ADA - Knockdown result boosts Isis and antisense alike
Positive data from a tiny phase II study of Isis Pharmaceuticals’ ISIS-APOCIIIRx have not only resulted in a partnering opportunity, they have also given antisense another boost and validated ApoC-III as a target for lowering triglycerides.
The result lifted Isis’s stock by 29% yesterday, equating to a remarkable 172% rise year to date and valuing the antisense specialist at $2.9bn. Much remains to be proved; the project’s side-effect profile will be closely watched, and a bigger phase II trial reading out later this summer will indicate its true market potential.
Isis’s chief executive, Stan Crooke, said on a call that ISIS-APOCIIIRx was the “single drug about which I’m most excited” – a remarkable statement given a portfolio that comprises numerous more advanced projects and is capped by the marketed drug Kynamro.
After a long and tortured adolescence antisense finally came of age in January with Kynamro's approval for homozygous familial hypercholesterolaemia, and big pharma has also bought in, with GlaxoSmithKline, Biogen Idec, Pfizer and Roche featuring among Isis’s partners (Isis hooks another partner as big pharma looks for sense in antisense, April 10, 2013).
The first phase II data with ISIS-APOCIIIRx, presented at the American Diabetes Association meeting, lend further support.
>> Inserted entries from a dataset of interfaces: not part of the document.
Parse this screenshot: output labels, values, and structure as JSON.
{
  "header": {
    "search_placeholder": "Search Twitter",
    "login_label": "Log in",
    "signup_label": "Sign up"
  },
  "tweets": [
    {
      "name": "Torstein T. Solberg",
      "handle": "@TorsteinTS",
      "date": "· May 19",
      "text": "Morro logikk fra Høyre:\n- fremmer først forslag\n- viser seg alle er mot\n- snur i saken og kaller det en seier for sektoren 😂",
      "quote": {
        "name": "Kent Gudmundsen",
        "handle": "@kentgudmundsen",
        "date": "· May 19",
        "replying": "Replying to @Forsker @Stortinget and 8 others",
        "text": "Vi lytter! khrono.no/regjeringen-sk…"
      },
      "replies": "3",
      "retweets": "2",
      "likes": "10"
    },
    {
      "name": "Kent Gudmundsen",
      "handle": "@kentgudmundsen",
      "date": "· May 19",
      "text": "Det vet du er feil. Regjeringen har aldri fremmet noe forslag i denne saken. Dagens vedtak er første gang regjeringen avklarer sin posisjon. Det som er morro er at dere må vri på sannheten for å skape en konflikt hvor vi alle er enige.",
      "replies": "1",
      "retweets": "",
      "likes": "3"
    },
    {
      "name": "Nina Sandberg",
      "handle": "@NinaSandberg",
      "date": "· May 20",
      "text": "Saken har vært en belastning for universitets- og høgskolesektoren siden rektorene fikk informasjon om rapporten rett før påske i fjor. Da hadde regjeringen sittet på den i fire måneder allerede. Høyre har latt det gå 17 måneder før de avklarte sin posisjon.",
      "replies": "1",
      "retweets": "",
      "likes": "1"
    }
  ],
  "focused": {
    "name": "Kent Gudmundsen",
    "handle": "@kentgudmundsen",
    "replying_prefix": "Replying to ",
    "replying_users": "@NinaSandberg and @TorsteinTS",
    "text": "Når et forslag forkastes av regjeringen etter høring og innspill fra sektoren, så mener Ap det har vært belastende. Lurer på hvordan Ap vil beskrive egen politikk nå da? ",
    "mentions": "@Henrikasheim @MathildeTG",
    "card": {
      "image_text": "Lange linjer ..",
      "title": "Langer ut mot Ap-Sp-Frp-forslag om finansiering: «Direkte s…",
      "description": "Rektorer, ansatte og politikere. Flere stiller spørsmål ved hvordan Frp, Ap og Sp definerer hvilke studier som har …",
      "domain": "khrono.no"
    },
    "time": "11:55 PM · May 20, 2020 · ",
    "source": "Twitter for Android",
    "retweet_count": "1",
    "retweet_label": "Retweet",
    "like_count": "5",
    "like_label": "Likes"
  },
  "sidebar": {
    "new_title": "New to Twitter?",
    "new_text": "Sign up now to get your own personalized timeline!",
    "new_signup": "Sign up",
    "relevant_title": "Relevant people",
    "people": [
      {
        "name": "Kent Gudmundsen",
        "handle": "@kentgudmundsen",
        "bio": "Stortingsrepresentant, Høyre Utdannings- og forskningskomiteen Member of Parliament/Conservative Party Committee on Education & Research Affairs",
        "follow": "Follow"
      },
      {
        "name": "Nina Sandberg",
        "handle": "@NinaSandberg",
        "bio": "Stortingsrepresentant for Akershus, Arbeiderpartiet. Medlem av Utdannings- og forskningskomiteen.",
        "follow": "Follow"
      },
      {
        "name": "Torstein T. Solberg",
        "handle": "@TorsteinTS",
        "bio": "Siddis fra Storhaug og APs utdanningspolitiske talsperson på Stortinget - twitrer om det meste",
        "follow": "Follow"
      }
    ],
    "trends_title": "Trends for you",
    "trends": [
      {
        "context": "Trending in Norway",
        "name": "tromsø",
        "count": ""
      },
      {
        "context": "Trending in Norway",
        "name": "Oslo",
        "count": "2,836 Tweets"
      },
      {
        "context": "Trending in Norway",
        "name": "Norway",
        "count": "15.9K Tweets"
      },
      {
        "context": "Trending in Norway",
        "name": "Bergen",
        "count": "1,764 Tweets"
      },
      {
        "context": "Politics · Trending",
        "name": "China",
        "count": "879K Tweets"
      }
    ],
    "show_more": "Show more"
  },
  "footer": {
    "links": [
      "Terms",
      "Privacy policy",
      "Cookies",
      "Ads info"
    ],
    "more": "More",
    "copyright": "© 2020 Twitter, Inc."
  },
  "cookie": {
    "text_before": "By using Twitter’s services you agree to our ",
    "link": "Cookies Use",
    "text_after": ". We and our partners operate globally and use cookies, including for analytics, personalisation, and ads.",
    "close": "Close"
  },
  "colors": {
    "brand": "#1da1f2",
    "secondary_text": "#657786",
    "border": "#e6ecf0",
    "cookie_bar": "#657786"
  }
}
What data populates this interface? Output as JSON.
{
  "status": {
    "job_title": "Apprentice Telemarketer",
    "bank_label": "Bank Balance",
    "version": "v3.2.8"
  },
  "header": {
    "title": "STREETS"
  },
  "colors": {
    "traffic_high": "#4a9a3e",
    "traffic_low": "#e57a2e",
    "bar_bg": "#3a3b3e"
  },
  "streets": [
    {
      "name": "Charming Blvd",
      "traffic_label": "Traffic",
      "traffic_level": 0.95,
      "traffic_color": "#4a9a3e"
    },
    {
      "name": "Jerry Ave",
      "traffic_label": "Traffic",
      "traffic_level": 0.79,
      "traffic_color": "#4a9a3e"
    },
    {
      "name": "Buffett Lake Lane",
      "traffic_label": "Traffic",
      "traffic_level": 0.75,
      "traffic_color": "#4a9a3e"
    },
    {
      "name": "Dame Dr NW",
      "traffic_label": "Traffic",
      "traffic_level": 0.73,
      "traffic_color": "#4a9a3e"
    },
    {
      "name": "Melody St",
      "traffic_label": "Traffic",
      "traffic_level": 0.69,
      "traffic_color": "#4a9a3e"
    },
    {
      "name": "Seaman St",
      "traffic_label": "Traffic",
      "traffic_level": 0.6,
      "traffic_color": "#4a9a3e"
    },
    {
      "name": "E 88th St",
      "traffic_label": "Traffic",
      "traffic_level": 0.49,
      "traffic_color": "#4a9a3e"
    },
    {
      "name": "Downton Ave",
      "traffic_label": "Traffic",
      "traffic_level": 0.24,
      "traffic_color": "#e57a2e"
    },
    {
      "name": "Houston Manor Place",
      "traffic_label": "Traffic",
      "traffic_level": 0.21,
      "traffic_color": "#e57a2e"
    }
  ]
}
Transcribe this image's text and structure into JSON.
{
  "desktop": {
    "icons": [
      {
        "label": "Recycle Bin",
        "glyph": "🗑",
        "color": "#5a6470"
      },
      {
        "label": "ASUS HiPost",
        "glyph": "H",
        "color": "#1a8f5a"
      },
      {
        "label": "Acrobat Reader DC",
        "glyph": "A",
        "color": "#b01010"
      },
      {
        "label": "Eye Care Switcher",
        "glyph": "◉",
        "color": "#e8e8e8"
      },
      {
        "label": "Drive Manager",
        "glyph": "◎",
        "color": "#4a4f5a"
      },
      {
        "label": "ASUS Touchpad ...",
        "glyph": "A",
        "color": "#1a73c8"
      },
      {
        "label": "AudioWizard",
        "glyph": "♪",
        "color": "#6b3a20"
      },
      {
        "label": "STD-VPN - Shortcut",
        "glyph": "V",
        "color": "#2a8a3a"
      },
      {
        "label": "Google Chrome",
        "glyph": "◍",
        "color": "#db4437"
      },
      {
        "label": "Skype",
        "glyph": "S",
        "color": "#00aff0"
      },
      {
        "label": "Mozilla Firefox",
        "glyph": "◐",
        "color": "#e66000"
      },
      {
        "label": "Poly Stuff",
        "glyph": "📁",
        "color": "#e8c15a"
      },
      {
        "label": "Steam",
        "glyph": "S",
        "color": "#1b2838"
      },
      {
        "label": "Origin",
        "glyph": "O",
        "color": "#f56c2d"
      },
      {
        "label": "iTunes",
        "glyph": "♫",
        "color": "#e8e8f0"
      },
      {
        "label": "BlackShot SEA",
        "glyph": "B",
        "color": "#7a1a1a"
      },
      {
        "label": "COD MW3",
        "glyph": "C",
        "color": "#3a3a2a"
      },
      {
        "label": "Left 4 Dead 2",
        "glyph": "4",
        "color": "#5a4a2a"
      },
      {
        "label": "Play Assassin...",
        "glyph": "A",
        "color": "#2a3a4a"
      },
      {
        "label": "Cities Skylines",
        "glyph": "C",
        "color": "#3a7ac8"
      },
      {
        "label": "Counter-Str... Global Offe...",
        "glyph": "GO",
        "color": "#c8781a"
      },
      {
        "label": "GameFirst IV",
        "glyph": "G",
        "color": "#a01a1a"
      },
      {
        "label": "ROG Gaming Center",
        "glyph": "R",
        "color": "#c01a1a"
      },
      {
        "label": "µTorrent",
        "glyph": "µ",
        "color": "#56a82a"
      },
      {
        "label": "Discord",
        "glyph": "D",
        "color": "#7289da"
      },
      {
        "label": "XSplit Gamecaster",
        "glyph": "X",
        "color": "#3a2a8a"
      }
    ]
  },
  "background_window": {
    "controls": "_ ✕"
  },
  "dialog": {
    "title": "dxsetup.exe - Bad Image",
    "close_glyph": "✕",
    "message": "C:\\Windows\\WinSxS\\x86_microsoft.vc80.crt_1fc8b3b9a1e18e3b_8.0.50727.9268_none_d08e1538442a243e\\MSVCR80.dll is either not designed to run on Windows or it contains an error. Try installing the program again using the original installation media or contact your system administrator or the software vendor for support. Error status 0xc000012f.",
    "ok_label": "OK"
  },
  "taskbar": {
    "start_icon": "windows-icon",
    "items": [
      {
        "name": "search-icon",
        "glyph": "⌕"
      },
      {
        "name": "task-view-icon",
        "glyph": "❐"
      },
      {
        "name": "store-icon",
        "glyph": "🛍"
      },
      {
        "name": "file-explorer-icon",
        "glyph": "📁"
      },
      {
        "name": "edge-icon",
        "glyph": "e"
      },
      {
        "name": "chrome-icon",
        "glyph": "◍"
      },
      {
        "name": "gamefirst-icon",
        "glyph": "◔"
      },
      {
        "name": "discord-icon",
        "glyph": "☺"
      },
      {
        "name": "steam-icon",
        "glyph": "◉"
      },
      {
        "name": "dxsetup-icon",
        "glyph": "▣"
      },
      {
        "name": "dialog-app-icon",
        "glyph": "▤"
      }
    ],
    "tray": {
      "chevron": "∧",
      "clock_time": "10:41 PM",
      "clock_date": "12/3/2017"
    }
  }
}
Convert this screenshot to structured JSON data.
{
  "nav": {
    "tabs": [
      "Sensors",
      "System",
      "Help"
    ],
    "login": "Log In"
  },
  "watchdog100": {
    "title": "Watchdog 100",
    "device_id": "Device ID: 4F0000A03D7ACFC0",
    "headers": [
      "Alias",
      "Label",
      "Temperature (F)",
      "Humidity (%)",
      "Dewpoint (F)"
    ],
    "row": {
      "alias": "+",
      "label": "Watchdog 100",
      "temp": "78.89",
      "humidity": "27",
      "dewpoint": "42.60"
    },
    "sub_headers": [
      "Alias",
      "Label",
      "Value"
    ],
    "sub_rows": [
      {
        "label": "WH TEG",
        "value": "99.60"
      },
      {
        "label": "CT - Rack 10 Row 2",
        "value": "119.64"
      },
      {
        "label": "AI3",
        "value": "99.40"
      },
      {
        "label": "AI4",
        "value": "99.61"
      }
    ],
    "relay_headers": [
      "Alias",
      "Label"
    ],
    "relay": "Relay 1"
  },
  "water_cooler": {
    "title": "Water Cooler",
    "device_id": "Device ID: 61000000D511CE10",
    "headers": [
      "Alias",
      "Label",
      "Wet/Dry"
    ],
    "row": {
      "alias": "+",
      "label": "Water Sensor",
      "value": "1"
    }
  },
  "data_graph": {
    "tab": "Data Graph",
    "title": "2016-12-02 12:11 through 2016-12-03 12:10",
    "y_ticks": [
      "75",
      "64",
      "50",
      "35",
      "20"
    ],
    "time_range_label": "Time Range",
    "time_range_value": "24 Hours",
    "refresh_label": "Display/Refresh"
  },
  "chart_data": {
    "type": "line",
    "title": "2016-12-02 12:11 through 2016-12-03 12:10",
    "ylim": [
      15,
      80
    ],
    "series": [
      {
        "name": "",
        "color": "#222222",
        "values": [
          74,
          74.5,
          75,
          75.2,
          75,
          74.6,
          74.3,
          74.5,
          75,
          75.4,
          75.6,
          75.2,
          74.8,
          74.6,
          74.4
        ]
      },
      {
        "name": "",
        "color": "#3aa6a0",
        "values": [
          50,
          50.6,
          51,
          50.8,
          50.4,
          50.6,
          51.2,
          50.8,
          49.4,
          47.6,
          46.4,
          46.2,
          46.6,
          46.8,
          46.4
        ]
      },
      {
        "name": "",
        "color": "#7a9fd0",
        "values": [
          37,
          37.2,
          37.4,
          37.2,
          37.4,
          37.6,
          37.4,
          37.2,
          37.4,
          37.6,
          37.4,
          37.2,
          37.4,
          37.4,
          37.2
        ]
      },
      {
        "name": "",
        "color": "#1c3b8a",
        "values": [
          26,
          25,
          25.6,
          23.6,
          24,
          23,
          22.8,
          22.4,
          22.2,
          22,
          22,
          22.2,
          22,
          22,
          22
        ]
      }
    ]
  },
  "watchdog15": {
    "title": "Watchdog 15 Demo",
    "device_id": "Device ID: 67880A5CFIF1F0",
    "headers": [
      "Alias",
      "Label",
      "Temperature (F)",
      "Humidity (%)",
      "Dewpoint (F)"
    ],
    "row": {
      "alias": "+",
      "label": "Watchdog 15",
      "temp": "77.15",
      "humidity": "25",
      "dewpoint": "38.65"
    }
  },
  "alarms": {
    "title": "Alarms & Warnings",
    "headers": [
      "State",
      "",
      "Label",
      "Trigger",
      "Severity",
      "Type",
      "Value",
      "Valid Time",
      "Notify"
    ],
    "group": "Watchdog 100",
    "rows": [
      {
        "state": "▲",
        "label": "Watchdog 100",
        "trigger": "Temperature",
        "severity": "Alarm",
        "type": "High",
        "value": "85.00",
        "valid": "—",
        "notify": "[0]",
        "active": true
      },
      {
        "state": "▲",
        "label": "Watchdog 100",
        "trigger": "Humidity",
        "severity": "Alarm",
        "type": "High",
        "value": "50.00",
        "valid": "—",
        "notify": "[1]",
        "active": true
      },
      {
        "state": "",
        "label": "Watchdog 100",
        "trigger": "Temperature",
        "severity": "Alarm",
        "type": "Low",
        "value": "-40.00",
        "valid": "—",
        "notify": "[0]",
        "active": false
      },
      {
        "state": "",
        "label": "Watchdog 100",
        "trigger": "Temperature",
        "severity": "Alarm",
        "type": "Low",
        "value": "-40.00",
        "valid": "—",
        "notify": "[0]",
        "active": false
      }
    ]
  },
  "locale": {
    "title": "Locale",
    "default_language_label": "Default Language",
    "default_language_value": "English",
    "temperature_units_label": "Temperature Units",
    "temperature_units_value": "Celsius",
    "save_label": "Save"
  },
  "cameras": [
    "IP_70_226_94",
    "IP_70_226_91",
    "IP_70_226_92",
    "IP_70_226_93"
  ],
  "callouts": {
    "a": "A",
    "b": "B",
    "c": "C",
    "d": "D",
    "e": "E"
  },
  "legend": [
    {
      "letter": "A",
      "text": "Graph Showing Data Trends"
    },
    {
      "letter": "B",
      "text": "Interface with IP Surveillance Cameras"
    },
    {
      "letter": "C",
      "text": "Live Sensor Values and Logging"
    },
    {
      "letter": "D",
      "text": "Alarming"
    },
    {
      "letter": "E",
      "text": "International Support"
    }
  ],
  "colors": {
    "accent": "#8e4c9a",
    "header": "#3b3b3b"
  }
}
ISIS-APOCIIIRx involves the knockdown of the gene coding for ApoC-III, a glycoprotein that inhibits lipase and thus prevents clearance of triglycerides from the blood.
The results show its impressive profile, neatly fitting the mechanistic thesis that reducing ApoC-III restores lipase activity, resulting in increased levels of HDL (ie, “good”) cholesterol. It then takes only a short step to suggest that the resulting increased reverse cholesterol transport can reduce atherosclerosis.
The phase II study had sought to recruit 27 diabetic patients with moderately elevated triglycerides and type 2 diabetes, though in the event only 11 were recruited. The results showed an 88% reduction in ApoC-III versus placebo – the primary endpoint – 72% reduction in triglycerides and 40% increase in HDL cholesterol.
The company was enthusiastic that every lipid measure was “going in the right direction for reduced cardiovascular risk”. ApoC-III and triglycerides are validated risk factors for cardiovascular disease, and an earlier phase I study in 32 volunteers had shown a shorter course of ISIS-APOCIIIRx to cut triglycerides by 43-44%.
In comparison, current treatments – niacin, fibrates and fish oils like Lovaza – reduce triglycerides by up to 50% but tend to increase non-HDL cholesterol. ISIS-APOCIIIRx also showed consistent numerical improvements in insulin sensitivity, a secondary endpoint, and this could differentiate its profile.
However, subcutaneous delivery will work against it given that the competitors are dosed orally; injection site reactions are a major drawback with Kynamro, and while ISIS-APOCIIIRx showed good tolerability and very mild site reactions this was after all a very small study.
Which is why the second phase II trial is so important. This tests ISIS-APOCIIIRx in patients with severely high triglyceride levels – a large market with limited treatment options – and is due to yield results in two stages this summer, first relating to patients on stable-dose fibrates and then those not on any triglyceride-lowering therapy.
Meanwhile, Isis is wasting no time in planning for pivotal trials, hoping to move into phase III in early 2014. Clearly, an FDA requirement for a large cardiovascular outcomes study represents a huge risk, but Isis says this is unlikely given the severity of the indication sought.
The company insists that it wants to fund phase III on its own before seeking a licensee, although if the second phase II trial mirrors the results of the first partners could come knocking on its door early.
Having completed a $183m public stock offering in May Isis will be certain to drive a hard bargain.
|Phase II study in 24 type 2 diabetic patients||NCT01647308|
|Phase II study in 102 patients with severe or uncontrolled hypertriglyceridaemia||NCT01529424|